Stored data.
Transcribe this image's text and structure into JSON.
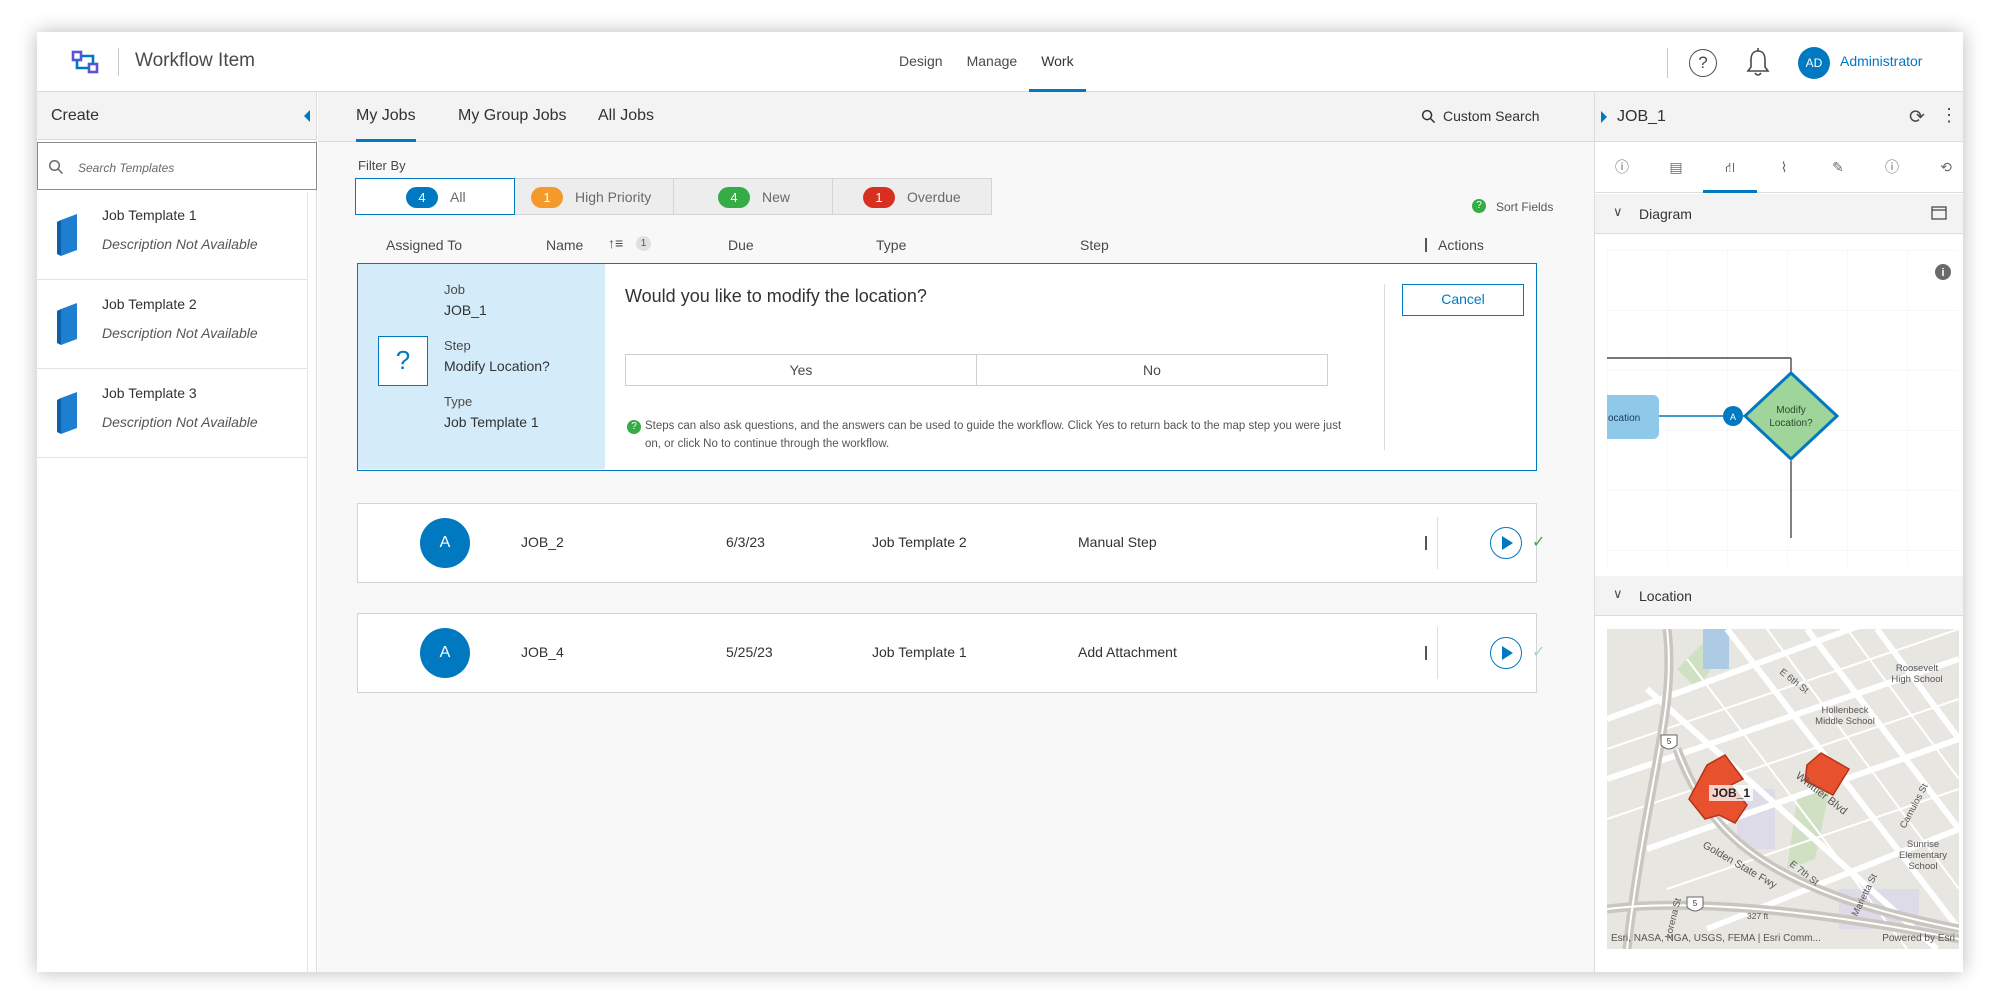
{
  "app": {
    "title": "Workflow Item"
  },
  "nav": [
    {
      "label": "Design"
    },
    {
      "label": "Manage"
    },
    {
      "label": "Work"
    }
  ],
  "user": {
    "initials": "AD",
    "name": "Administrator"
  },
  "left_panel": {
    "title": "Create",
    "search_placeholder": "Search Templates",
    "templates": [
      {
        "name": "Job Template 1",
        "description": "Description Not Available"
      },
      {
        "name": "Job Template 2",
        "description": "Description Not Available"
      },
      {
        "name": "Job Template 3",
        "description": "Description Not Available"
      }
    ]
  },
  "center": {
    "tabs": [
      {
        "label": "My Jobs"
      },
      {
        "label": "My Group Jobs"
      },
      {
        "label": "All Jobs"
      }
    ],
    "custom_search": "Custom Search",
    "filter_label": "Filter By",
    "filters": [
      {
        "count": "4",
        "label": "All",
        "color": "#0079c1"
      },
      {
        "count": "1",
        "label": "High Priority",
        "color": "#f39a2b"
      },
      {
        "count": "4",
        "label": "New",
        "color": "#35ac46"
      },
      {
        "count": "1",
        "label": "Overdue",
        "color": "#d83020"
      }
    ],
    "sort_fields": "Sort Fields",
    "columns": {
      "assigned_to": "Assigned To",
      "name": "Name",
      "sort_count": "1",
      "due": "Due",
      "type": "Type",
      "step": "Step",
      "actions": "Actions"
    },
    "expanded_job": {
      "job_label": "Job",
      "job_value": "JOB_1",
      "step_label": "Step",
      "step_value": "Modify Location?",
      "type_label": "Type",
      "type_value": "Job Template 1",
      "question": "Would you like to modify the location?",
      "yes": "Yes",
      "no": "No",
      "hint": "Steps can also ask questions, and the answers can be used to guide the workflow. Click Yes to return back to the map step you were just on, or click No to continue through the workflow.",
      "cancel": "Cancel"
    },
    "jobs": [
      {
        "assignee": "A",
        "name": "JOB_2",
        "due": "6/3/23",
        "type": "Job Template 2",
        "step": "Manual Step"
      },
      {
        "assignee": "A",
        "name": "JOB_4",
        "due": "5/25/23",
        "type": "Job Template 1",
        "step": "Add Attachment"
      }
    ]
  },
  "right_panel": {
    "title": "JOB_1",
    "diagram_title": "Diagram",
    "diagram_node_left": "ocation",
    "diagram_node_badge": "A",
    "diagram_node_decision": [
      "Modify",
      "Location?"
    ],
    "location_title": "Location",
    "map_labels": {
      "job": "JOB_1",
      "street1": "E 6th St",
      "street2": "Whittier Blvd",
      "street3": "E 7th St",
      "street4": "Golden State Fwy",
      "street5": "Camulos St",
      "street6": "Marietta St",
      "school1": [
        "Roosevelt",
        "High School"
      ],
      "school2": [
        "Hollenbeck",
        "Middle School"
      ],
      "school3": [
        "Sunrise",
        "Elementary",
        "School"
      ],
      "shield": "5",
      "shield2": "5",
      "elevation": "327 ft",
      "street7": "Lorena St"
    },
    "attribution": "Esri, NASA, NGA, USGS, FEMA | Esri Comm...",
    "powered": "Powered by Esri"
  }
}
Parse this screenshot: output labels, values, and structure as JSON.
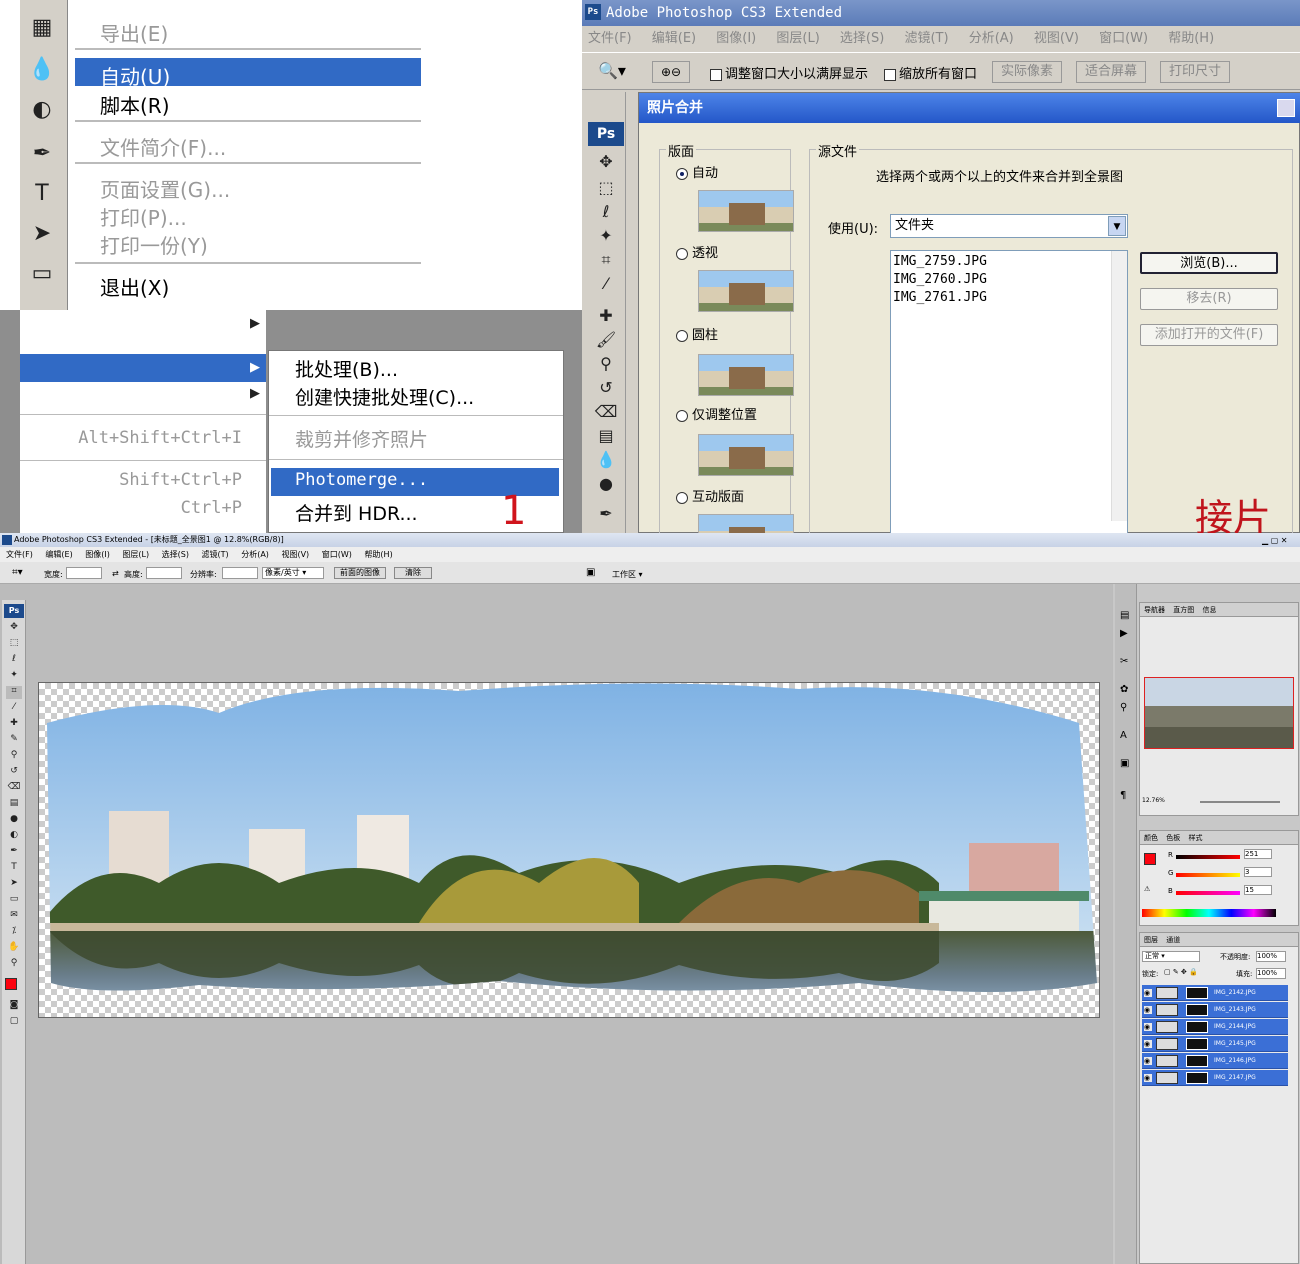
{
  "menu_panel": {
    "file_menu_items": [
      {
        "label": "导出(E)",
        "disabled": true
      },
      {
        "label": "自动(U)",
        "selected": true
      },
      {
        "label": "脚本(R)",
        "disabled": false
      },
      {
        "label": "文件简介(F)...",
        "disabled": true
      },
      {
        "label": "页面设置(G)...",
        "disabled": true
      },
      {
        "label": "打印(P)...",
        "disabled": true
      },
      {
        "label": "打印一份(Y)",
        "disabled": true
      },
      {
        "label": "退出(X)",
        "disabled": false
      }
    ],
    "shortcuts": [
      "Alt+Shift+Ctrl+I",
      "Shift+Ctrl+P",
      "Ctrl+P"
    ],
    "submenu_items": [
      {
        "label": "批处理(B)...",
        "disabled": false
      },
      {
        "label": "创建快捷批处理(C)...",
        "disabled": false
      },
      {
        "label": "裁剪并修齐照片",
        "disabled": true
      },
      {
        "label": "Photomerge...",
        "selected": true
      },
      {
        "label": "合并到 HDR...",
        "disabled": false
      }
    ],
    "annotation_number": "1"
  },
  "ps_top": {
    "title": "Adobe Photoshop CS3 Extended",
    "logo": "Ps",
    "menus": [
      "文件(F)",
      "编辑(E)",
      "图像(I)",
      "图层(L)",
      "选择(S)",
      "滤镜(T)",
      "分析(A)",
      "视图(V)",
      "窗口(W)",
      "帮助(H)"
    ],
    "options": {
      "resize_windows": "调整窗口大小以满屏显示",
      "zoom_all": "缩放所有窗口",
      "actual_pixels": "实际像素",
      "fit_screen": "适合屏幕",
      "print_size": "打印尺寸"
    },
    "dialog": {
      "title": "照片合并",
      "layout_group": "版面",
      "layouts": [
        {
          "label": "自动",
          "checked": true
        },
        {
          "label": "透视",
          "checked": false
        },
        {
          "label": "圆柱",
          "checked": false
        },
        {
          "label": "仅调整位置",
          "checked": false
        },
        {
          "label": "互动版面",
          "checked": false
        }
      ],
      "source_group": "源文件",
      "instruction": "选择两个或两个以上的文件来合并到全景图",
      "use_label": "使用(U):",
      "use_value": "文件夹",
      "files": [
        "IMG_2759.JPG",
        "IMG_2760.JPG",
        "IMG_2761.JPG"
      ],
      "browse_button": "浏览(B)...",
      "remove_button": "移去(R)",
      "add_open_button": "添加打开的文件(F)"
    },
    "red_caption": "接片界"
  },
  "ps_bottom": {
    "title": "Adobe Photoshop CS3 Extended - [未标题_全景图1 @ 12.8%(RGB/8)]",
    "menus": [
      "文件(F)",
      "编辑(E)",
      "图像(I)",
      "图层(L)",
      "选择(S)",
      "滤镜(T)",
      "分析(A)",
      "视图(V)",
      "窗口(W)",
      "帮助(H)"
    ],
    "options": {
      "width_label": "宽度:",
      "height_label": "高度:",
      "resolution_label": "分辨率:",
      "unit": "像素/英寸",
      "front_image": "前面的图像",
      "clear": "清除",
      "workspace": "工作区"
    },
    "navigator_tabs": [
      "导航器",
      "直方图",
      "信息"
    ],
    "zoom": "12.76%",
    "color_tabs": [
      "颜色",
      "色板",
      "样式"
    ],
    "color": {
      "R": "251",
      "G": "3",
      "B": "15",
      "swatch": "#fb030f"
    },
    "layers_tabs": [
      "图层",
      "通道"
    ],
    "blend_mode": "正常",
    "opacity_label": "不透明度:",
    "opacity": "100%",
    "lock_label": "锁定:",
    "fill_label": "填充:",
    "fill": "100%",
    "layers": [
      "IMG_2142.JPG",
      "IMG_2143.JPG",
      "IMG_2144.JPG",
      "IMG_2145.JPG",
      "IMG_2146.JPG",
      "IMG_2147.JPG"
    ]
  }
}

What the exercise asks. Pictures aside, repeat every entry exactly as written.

Completed exercise.
Transcribe this image's text and structure into JSON.
{
  "app": {
    "title": "Workflow Item"
  },
  "nav": [
    {
      "label": "Design"
    },
    {
      "label": "Manage"
    },
    {
      "label": "Work"
    }
  ],
  "user": {
    "initials": "AD",
    "name": "Administrator"
  },
  "left_panel": {
    "title": "Create",
    "search_placeholder": "Search Templates",
    "templates": [
      {
        "name": "Job Template 1",
        "description": "Description Not Available"
      },
      {
        "name": "Job Template 2",
        "description": "Description Not Available"
      },
      {
        "name": "Job Template 3",
        "description": "Description Not Available"
      }
    ]
  },
  "center": {
    "tabs": [
      {
        "label": "My Jobs"
      },
      {
        "label": "My Group Jobs"
      },
      {
        "label": "All Jobs"
      }
    ],
    "custom_search": "Custom Search",
    "filter_label": "Filter By",
    "filters": [
      {
        "count": "4",
        "label": "All",
        "color": "#0079c1"
      },
      {
        "count": "1",
        "label": "High Priority",
        "color": "#f39a2b"
      },
      {
        "count": "4",
        "label": "New",
        "color": "#35ac46"
      },
      {
        "count": "1",
        "label": "Overdue",
        "color": "#d83020"
      }
    ],
    "sort_fields": "Sort Fields",
    "columns": {
      "assigned_to": "Assigned To",
      "name": "Name",
      "sort_count": "1",
      "due": "Due",
      "type": "Type",
      "step": "Step",
      "actions": "Actions"
    },
    "expanded_job": {
      "job_label": "Job",
      "job_value": "JOB_1",
      "step_label": "Step",
      "step_value": "Modify Location?",
      "type_label": "Type",
      "type_value": "Job Template 1",
      "question": "Would you like to modify the location?",
      "yes": "Yes",
      "no": "No",
      "hint": "Steps can also ask questions, and the answers can be used to guide the workflow. Click Yes to return back to the map step you were just on, or click No to continue through the workflow.",
      "cancel": "Cancel"
    },
    "jobs": [
      {
        "assignee": "A",
        "name": "JOB_2",
        "due": "6/3/23",
        "type": "Job Template 2",
        "step": "Manual Step"
      },
      {
        "assignee": "A",
        "name": "JOB_4",
        "due": "5/25/23",
        "type": "Job Template 1",
        "step": "Add Attachment"
      }
    ]
  },
  "right_panel": {
    "title": "JOB_1",
    "diagram_title": "Diagram",
    "diagram_node_left": "ocation",
    "diagram_node_badge": "A",
    "diagram_node_decision": [
      "Modify",
      "Location?"
    ],
    "location_title": "Location",
    "map_labels": {
      "job": "JOB_1",
      "street1": "E 6th St",
      "street2": "Whittier Blvd",
      "street3": "E 7th St",
      "street4": "Golden State Fwy",
      "street5": "Camulos St",
      "street6": "Marietta St",
      "school1": [
        "Roosevelt",
        "High School"
      ],
      "school2": [
        "Hollenbeck",
        "Middle School"
      ],
      "school3": [
        "Sunrise",
        "Elementary",
        "School"
      ],
      "shield": "5",
      "shield2": "5",
      "elevation": "327 ft",
      "street7": "Lorena St"
    },
    "attribution": "Esri, NASA, NGA, USGS, FEMA | Esri Comm...",
    "powered": "Powered by Esri"
  }
}
Parse this screenshot: output labels, values, and structure as JSON.
{
  "menu_panel": {
    "file_menu_items": [
      {
        "label": "导出(E)",
        "disabled": true
      },
      {
        "label": "自动(U)",
        "selected": true
      },
      {
        "label": "脚本(R)",
        "disabled": false
      },
      {
        "label": "文件简介(F)...",
        "disabled": true
      },
      {
        "label": "页面设置(G)...",
        "disabled": true
      },
      {
        "label": "打印(P)...",
        "disabled": true
      },
      {
        "label": "打印一份(Y)",
        "disabled": true
      },
      {
        "label": "退出(X)",
        "disabled": false
      }
    ],
    "shortcuts": [
      "Alt+Shift+Ctrl+I",
      "Shift+Ctrl+P",
      "Ctrl+P"
    ],
    "submenu_items": [
      {
        "label": "批处理(B)...",
        "disabled": false
      },
      {
        "label": "创建快捷批处理(C)...",
        "disabled": false
      },
      {
        "label": "裁剪并修齐照片",
        "disabled": true
      },
      {
        "label": "Photomerge...",
        "selected": true
      },
      {
        "label": "合并到 HDR...",
        "disabled": false
      }
    ],
    "annotation_number": "1"
  },
  "ps_top": {
    "title": "Adobe Photoshop CS3 Extended",
    "logo": "Ps",
    "menus": [
      "文件(F)",
      "编辑(E)",
      "图像(I)",
      "图层(L)",
      "选择(S)",
      "滤镜(T)",
      "分析(A)",
      "视图(V)",
      "窗口(W)",
      "帮助(H)"
    ],
    "options": {
      "resize_windows": "调整窗口大小以满屏显示",
      "zoom_all": "缩放所有窗口",
      "actual_pixels": "实际像素",
      "fit_screen": "适合屏幕",
      "print_size": "打印尺寸"
    },
    "dialog": {
      "title": "照片合并",
      "layout_group": "版面",
      "layouts": [
        {
          "label": "自动",
          "checked": true
        },
        {
          "label": "透视",
          "checked": false
        },
        {
          "label": "圆柱",
          "checked": false
        },
        {
          "label": "仅调整位置",
          "checked": false
        },
        {
          "label": "互动版面",
          "checked": false
        }
      ],
      "source_group": "源文件",
      "instruction": "选择两个或两个以上的文件来合并到全景图",
      "use_label": "使用(U):",
      "use_value": "文件夹",
      "files": [
        "IMG_2759.JPG",
        "IMG_2760.JPG",
        "IMG_2761.JPG"
      ],
      "browse_button": "浏览(B)...",
      "remove_button": "移去(R)",
      "add_open_button": "添加打开的文件(F)"
    },
    "red_caption": "接片界"
  },
  "ps_bottom": {
    "title": "Adobe Photoshop CS3 Extended - [未标题_全景图1 @ 12.8%(RGB/8)]",
    "menus": [
      "文件(F)",
      "编辑(E)",
      "图像(I)",
      "图层(L)",
      "选择(S)",
      "滤镜(T)",
      "分析(A)",
      "视图(V)",
      "窗口(W)",
      "帮助(H)"
    ],
    "options": {
      "width_label": "宽度:",
      "height_label": "高度:",
      "resolution_label": "分辨率:",
      "unit": "像素/英寸",
      "front_image": "前面的图像",
      "clear": "清除",
      "workspace": "工作区"
    },
    "navigator_tabs": [
      "导航器",
      "直方图",
      "信息"
    ],
    "zoom": "12.76%",
    "color_tabs": [
      "颜色",
      "色板",
      "样式"
    ],
    "color": {
      "R": "251",
      "G": "3",
      "B": "15",
      "swatch": "#fb030f"
    },
    "layers_tabs": [
      "图层",
      "通道"
    ],
    "blend_mode": "正常",
    "opacity_label": "不透明度:",
    "opacity": "100%",
    "lock_label": "锁定:",
    "fill_label": "填充:",
    "fill": "100%",
    "layers": [
      "IMG_2142.JPG",
      "IMG_2143.JPG",
      "IMG_2144.JPG",
      "IMG_2145.JPG",
      "IMG_2146.JPG",
      "IMG_2147.JPG"
    ]
  }
}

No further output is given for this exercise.